* _DIRECTIONS FOR THIS TASK_:
Could you set down every entry below exactly as it is?

* _LISTED ENTRIES_:
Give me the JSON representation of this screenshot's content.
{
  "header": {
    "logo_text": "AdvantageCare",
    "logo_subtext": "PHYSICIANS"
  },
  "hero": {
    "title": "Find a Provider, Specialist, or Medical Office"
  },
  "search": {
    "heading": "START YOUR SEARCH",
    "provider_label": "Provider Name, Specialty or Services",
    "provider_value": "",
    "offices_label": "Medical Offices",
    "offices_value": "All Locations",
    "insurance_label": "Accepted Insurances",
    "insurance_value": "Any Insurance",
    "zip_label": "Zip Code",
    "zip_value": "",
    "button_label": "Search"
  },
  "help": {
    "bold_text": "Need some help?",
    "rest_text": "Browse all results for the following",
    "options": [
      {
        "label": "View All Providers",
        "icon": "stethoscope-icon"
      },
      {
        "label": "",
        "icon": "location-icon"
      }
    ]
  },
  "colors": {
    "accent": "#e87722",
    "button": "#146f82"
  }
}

* _WRITTEN RESPONSE_:
Give me the JSON representation of this screenshot's content.
{
  "header": {
    "logo_text": "AdvantageCare",
    "logo_subtext": "PHYSICIANS"
  },
  "hero": {
    "title": "Find a Provider, Specialist, or Medical Office"
  },
  "search": {
    "heading": "START YOUR SEARCH",
    "provider_label": "Provider Name, Specialty or Services",
    "provider_value": "",
    "offices_label": "Medical Offices",
    "offices_value": "All Locations",
    "insurance_label": "Accepted Insurances",
    "insurance_value": "Any Insurance",
    "zip_label": "Zip Code",
    "zip_value": "",
    "button_label": "Search"
  },
  "help": {
    "bold_text": "Need some help?",
    "rest_text": "Browse all results for the following",
    "options": [
      {
        "label": "View All Providers",
        "icon": "stethoscope-icon"
      },
      {
        "label": "",
        "icon": "location-icon"
      }
    ]
  },
  "colors": {
    "accent": "#e87722",
    "button": "#146f82"
  }
}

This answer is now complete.